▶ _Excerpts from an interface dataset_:
[Start of section]

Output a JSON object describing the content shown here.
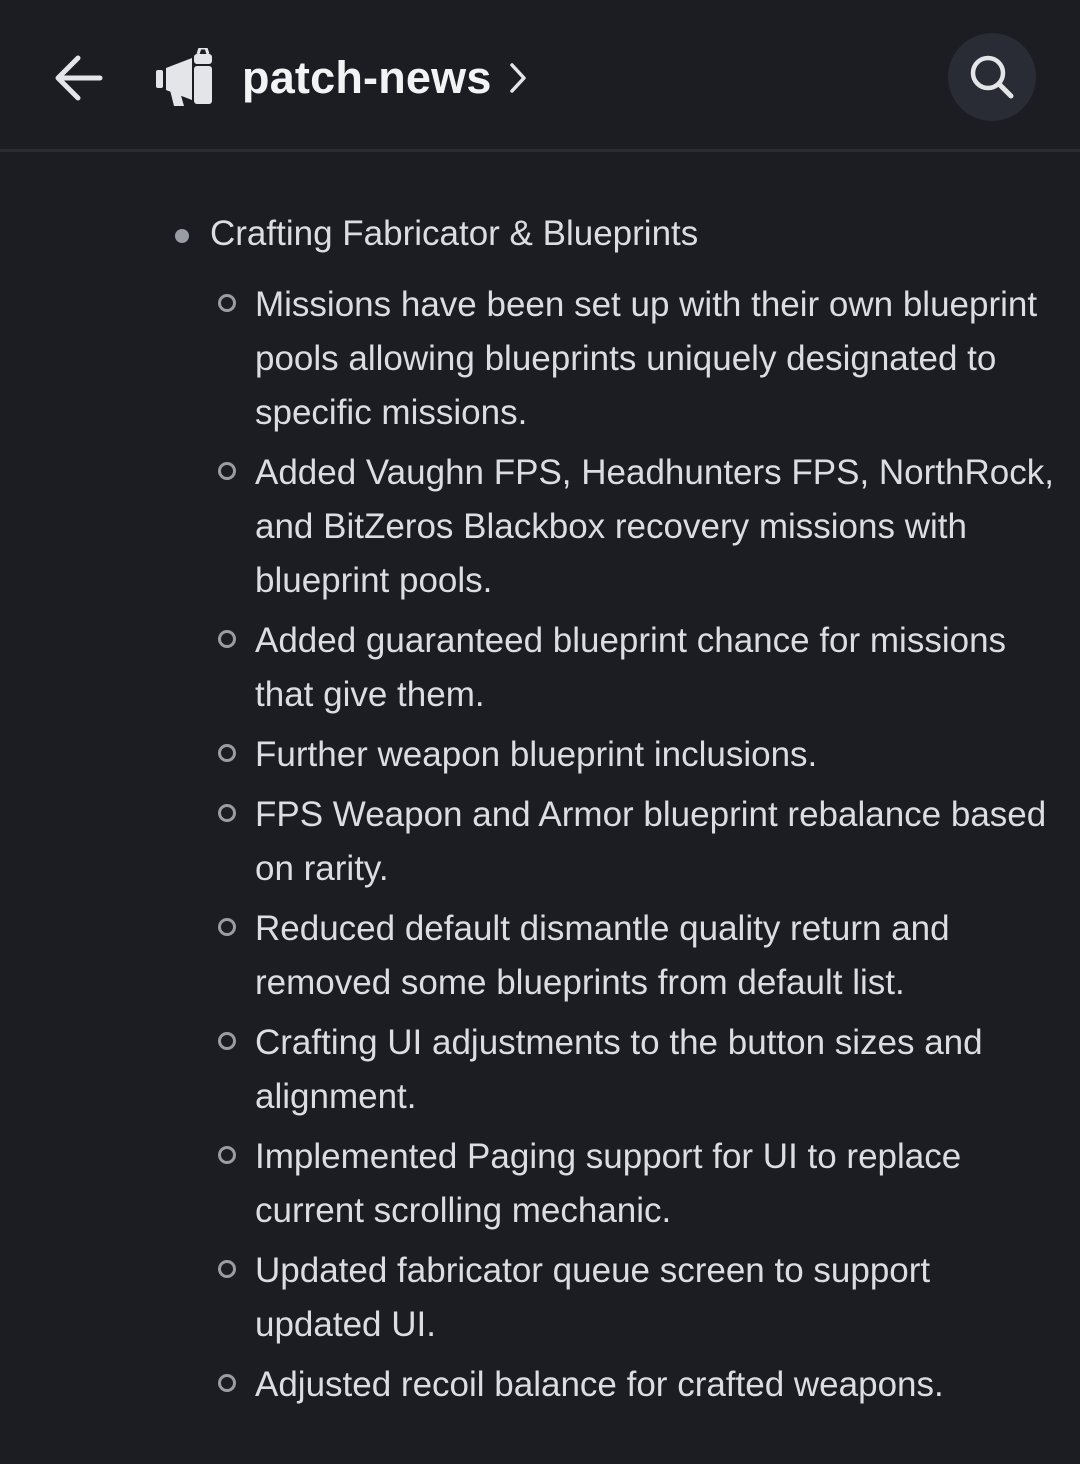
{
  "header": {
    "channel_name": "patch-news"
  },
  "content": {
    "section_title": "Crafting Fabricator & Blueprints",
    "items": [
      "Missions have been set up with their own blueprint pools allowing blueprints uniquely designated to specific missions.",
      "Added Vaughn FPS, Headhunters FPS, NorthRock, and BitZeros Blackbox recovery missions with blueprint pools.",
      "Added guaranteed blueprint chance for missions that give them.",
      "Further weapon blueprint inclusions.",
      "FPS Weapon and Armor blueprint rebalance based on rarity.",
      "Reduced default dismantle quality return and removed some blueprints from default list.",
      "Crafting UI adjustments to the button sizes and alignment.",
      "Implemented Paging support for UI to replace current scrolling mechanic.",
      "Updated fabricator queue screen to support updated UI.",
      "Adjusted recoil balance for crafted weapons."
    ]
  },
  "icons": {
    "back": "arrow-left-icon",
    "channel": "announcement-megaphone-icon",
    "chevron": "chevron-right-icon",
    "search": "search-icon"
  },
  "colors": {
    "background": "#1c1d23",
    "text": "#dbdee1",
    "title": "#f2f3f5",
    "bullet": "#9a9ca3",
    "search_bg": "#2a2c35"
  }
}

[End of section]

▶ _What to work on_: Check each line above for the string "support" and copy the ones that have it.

▶ _Solution_:
      "Implemented Paging support for UI to replace current scrolling mechanic.",
      "Updated fabricator queue screen to support updated UI.",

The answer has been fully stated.